> [Problem description]: For the listing below, show each line that includes the string "name".

Segment Start: The data

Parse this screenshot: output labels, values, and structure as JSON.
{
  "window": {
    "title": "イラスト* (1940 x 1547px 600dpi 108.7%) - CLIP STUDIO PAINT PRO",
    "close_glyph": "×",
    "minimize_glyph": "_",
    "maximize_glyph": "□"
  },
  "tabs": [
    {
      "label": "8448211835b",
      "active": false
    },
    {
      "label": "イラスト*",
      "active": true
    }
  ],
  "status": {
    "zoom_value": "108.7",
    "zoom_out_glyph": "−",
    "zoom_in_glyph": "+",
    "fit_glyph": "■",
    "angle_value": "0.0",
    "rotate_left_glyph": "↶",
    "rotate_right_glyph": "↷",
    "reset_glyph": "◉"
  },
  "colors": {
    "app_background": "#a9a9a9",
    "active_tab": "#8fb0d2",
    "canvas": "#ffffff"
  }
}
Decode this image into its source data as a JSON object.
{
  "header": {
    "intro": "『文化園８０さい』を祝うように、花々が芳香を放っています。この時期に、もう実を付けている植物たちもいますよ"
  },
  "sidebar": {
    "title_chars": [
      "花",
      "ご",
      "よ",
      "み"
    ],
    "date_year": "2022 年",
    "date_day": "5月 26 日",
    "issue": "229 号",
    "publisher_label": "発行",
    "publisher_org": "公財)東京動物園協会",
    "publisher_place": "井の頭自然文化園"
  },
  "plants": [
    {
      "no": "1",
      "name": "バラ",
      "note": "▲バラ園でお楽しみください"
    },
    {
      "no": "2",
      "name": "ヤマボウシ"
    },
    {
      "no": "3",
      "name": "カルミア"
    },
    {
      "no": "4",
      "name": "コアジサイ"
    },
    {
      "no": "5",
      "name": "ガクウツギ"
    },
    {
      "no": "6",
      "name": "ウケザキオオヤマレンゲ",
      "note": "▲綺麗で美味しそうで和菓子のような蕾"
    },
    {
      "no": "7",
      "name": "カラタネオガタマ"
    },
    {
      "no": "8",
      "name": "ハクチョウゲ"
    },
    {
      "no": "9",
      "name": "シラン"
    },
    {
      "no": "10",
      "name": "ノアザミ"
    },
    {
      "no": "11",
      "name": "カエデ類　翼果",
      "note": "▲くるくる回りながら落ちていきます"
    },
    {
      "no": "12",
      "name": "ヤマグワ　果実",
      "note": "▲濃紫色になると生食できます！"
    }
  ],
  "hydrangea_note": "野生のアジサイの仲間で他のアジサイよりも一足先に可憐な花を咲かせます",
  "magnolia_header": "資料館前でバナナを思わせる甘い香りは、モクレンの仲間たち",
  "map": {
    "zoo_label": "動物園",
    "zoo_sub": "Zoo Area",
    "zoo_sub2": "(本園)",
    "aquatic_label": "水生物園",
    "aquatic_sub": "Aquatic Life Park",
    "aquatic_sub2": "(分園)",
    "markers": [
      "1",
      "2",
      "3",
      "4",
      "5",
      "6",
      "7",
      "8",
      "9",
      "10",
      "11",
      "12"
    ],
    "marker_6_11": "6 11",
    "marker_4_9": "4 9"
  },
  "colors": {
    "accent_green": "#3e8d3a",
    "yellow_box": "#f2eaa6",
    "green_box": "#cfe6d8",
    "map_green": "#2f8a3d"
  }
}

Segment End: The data

> [Task answer]:
      "name": "バラ",
      "name": "ヤマボウシ"
      "name": "カルミア"
      "name": "コアジサイ"
      "name": "ガクウツギ"
      "name": "ウケザキオオヤマレンゲ",
      "name": "カラタネオガタマ"
      "name": "ハクチョウゲ"
      "name": "シラン"
      "name": "ノアザミ"
      "name": "カエデ類　翼果",
      "name": "ヤマグワ　果実",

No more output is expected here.